* **The task**
Please retype all the data below exactly, line for line.

* **Data listing**
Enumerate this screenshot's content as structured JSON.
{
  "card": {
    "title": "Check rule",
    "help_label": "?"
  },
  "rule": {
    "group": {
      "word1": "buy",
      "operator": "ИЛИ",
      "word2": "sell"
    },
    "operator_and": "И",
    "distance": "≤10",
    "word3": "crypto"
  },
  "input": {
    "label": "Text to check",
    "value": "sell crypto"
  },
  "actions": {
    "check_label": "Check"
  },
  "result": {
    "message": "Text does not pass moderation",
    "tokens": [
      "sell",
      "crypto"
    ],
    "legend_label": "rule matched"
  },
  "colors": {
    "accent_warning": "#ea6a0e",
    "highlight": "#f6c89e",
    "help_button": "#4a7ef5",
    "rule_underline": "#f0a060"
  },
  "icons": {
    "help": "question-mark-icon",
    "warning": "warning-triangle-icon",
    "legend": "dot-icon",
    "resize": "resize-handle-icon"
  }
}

* **The answer**
Enumerate this screenshot's content as structured JSON.
{
  "card": {
    "title": "Check rule",
    "help_label": "?"
  },
  "rule": {
    "group": {
      "word1": "buy",
      "operator": "ИЛИ",
      "word2": "sell"
    },
    "operator_and": "И",
    "distance": "≤10",
    "word3": "crypto"
  },
  "input": {
    "label": "Text to check",
    "value": "sell crypto"
  },
  "actions": {
    "check_label": "Check"
  },
  "result": {
    "message": "Text does not pass moderation",
    "tokens": [
      "sell",
      "crypto"
    ],
    "legend_label": "rule matched"
  },
  "colors": {
    "accent_warning": "#ea6a0e",
    "highlight": "#f6c89e",
    "help_button": "#4a7ef5",
    "rule_underline": "#f0a060"
  },
  "icons": {
    "help": "question-mark-icon",
    "warning": "warning-triangle-icon",
    "legend": "dot-icon",
    "resize": "resize-handle-icon"
  }
}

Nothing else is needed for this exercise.